The following day, he woke up early in the morning and got busy trying to decide what to do till the movie show slated at 3 PM. He started hunting the Internet to locate massage parlors in Gurgaon. A Google search generated curated phone numbers and Arijit started dialing the ones with the most tempting eye candies. Most of the numbers were either defunct or asked him explicitly if he wanted sex. Even though Arijit knew he wouldn't mind the extra dose of pleasure, he was conscious of his consciousness. And a few moments later when he exhausted his list of numbers, he was engrossed in figuring out whether he ran out of his character. The phone rang. It seemed as if he woke up from a deep sleep. The thoughts were alcoholic. Addictive? Seductive, maybe. The digital watch on his mobile phone registered a span of just 12 minutes till the last time he was aware of time. How can time be so long in such a short time? How can thoughts be so addictive?

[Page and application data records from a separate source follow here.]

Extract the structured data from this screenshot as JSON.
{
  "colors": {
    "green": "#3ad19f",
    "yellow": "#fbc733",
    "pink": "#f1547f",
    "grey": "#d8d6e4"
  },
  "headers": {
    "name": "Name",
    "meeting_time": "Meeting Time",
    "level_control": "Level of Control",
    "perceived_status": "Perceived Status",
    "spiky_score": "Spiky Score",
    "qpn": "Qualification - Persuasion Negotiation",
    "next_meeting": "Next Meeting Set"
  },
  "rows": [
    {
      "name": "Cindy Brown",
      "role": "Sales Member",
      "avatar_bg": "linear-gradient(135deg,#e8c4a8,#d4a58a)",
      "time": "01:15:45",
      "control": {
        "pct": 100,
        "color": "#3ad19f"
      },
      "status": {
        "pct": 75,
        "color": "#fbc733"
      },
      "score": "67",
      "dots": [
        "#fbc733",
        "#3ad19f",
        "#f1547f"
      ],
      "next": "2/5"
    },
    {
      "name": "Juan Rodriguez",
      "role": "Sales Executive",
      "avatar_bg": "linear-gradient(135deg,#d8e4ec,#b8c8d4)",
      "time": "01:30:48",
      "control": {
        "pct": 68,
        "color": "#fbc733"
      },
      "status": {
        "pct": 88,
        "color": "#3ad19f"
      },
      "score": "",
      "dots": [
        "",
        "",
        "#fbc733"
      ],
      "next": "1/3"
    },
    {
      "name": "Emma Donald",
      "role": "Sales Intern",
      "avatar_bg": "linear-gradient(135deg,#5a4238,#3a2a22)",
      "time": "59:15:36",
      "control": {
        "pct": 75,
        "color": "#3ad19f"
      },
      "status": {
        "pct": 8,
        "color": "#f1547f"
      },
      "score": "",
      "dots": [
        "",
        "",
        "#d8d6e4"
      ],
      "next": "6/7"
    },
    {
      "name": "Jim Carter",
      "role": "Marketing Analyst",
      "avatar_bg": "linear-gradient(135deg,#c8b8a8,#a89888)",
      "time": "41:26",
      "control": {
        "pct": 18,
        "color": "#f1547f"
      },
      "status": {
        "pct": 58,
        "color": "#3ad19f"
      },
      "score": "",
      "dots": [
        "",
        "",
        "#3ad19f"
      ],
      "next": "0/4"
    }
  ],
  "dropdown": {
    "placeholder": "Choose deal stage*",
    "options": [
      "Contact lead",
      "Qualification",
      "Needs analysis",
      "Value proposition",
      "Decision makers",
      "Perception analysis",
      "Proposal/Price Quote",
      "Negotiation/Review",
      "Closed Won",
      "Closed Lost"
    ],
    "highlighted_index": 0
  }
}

Arijit picked up the call to hear from one of the parlors' owner who proposed a 50% concession for a 60-minute 'relaxation' massage. He finalized an appointment at 12:15 PM. He completed his morning ablutions and had two soft-boiled eggs for breakfast. Arijit thought this would give him the extra energy that his routine bowl of chocos-milk couldn't. He then got unknowingly absorbed in deciding on the right combination from his perfectly inch-by-inch lined clothes. He settled on a combination of a pair of Tommy Hilfiger trousers and a D&G T-shirt. He was careful so that the label of his Calvin Klein shorts was visible. A pair of Nike shoes with socks from the same brand and he was ready to test and taste the delights of skin on skin.
He hired a rickshaw to reach the parlor. The rickshaw puller, as he understood, had immigrated from Bangladesh but Arijit, in his vanity, talked to him in Hindi. While he was on his way, the rickshaw puller got a call. Arijit was irritated with the unexpected hiatus and with the likely delay, but he decided to behave well and hence kept silent. The rickshaw puller's daughter was demanding a pair of jeans to which his response was that only if he could manage a few more trips, he should be able to buy one. There was an ocean of raw affection in his voice. Even though Arijit understood every fragment of the conversation, he kept silent. In no time he remembered his parents, who never went to any shopping mall even though they were wealthy enough. They didn't know of any brand beyond Nirma, Xerox, Vimal, Surf, Colgate, Ponds, Raymond, ..., and Mafatlal Trousers. All their lives, they bought clothes from the local para (colony) shops. He remembered how he used to hold his mother's hand tightly while demanding the most fashionable jeeens on display at Sri Radha Bastralaya at Dumdum in Kolkata. The images turned blurry. Tears started marking their territory through his cosmetic cheeks till they collapsed in between his legs, the jerk of the rickshaw paving a rapid path for the tears. He asked the rickshaw puller to drop him back. When he reached the entrance to his apartment, he asked his name."Bikash," he said mostly through his nose. Arijit gave him two virgin 500-rupee notes. Bikash was puzzled but Arijit didn't let him respond and went back to his room and changed to something less obvious. This time he tucked his T-shirt into his trousers to avoid the anticipated attention. He found that he didn't have a single unbranded piece of cloth. He looked into the mirror and tried to smile. He smiled plastic smiles, happy smiles, and "Yo, Baby!" smiles, preparing himself for the movie and the expressions he would wear in the mall.